What was not generally known at that time, however, was that reeds can also vibrate in a reverse airstream. Under the right conditions, it’s therefore possible to get any reed to sound by making it first move away from the slot, before it springs back to pass through it. This type of reed behaviour is referred to as an “opening reed“ and the pitch it produces is higher than its pitch as a closing reed.

If the higher-pitched of the two reeds in any channel is closing, it can be bent down by changing the shape of the vocal tract to correspond to a lower pitch. Then the lower-pitched reed will start to open, sounding together with the higher-pitched closing reed. This enables an accomplished player to bend the higher of the two notes downwards in a glissando or slide, until the sound is coming almost entirely from the opposing, opening reed. This sounds at a slightly higher pitch than when closing, so you can bend the higher note in any hole down to a point slightly above the pitch of the the lower note. It isn’t possible to bend any further, so every bend has a fixed lower limit. Both draw and blow bends function this way. Because in holes 1-6 the draw note is the higher-pitched of the two, those draw notes can be bent downwards. Because in holes 7-10 the blow note is the higher-pitched of each pair, in those holes the blow note can be bent downwards. When bending, the two reeds in each hole work together as a dual reed system, making it possible to hit bent notes directly, without first playing the unbent note. This is how you play upward slides.

Bending = higher-pitched reed is closing, lower-pitched reed is opening

If this relationship is reversed, it’s also possible to persuade the higher-pitched of the two reeds in any channel to function as an opening reed, producing a note above its pitch as a closing reed. When this happens, the opposing (lower-pitched) reed doesn’t sound, even though the airstream would normally cause it to vibrate as a closing reed. The note produced by the higher-pitched of the two reeds in any channel when sounding as an opening reed is called an overblow or overdraw. Both are also referred to collectively as “overbends”. You can play overbends by blowing in holes 1-6 and by drawing in holes 7-10. This technique enables the player to produce all missing notes of the chromatic scale which cannot be created by bending. Overbends are however less stable than regular notes or bends and it takes a lot of practice to hit and sustain them. Many overblow players use custom harps, which make the technique easier to execute.

Overbending = higher-pitched reed is opening, lower-pitched reed is silent

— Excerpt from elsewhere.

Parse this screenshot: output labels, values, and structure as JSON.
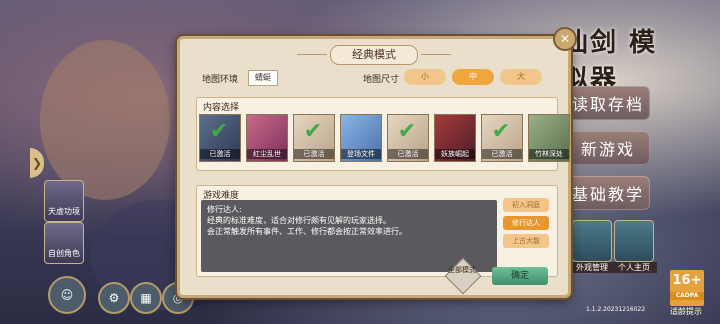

Because an opening reed can sound over a range of pitch above its lowest point, overbends can be bent upwards in a similar way to how bends work, but because the reed is sounding in isolation, there is no fixed upper limit and accomplished players can bend overbends up by a considerable amount. Any reed can function both as a closing reed and as an opening reed, and will produce notes of different pitches in each case. The combination of bending and overbending permits the skilled player to produce all notes of the 12 tone chromatic scale, as well as countless microtonal notes which lie in between the keys of the piano, including slides or glissandi. This is what makes the diatonic harmonica such a unique instrument.

To put it in a nutshell:

Closing reeds can be bent downwards from their highest possible pitch when sounding in isolation

Opening reeds can be bent upwards from their lowest possible pitch when sounding in isolation

Of course this doesn’t tell you how to do it. Both bending and overbending are executed by modulating the shape of the tongue and vocal tract to correspond to the wavelength of the altered note, thus creating the acoustic conditions where these notes can resonate. There are many instructional videos online which purport to tell you how to approach learning this. Here’s a link to my video on basic bending technique:

Illustrations are from The Harp Handbook, published by Hal Leonard LLC


Thanks for the insight into this fascinating subject. Understanding the physiology of the human and the physics of the instrument is helpful and mind blowing for me.


Hi Jaya, I’m glad it was a help. For me it was important to de-mystify the subject and I hope it makes it easier to learn non-visible playing techniques like these if you understand what’s happening.